_Work to complete:_ Among the entries, which lines carry the string "icon"? Copy every one.

_Excerpted records:_

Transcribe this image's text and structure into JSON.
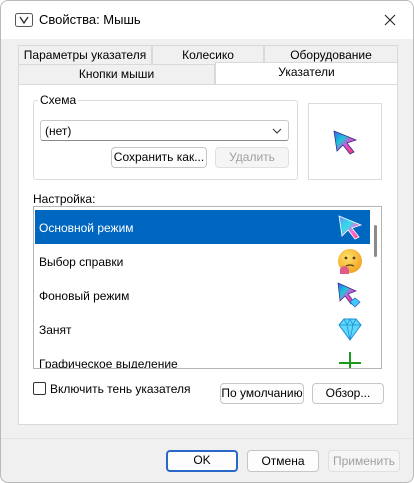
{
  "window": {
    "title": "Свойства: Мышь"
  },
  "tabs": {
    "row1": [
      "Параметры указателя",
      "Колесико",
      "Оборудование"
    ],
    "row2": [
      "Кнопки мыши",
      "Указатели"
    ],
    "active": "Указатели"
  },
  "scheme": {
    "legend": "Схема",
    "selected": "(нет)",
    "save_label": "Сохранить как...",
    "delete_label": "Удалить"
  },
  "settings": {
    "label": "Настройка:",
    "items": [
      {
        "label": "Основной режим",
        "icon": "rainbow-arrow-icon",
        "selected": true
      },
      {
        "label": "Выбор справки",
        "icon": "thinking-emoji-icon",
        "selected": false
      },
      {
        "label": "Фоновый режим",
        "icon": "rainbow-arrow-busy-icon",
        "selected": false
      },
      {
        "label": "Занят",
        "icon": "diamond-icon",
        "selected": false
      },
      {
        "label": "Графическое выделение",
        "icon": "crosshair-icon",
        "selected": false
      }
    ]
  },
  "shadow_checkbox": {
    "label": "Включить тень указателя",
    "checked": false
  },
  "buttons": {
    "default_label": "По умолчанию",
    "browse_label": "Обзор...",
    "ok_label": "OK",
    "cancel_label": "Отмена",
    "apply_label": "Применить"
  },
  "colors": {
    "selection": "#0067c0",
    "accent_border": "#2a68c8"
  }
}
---
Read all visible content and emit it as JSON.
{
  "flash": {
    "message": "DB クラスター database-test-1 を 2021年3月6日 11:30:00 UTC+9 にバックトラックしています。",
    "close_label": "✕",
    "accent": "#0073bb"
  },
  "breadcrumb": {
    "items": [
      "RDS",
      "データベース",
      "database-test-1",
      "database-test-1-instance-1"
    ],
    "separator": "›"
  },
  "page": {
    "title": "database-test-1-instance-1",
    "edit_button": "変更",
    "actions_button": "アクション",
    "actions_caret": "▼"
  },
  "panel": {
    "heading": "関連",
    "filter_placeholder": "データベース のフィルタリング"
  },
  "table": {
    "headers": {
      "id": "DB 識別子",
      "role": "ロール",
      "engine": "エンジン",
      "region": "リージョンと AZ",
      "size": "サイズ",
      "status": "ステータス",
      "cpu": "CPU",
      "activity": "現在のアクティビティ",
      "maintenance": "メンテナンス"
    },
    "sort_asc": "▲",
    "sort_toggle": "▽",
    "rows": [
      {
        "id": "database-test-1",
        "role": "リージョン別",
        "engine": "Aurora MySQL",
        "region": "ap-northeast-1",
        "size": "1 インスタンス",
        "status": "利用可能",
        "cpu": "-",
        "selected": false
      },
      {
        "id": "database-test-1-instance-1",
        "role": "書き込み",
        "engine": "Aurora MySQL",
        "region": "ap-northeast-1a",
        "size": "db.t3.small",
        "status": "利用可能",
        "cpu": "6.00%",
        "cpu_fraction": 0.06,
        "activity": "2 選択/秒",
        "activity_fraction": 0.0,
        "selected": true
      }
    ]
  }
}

_Answer to this exercise:_
        "icon": "rainbow-arrow-icon",
        "icon": "thinking-emoji-icon",
        "icon": "rainbow-arrow-busy-icon",
        "icon": "diamond-icon",
        "icon": "crosshair-icon",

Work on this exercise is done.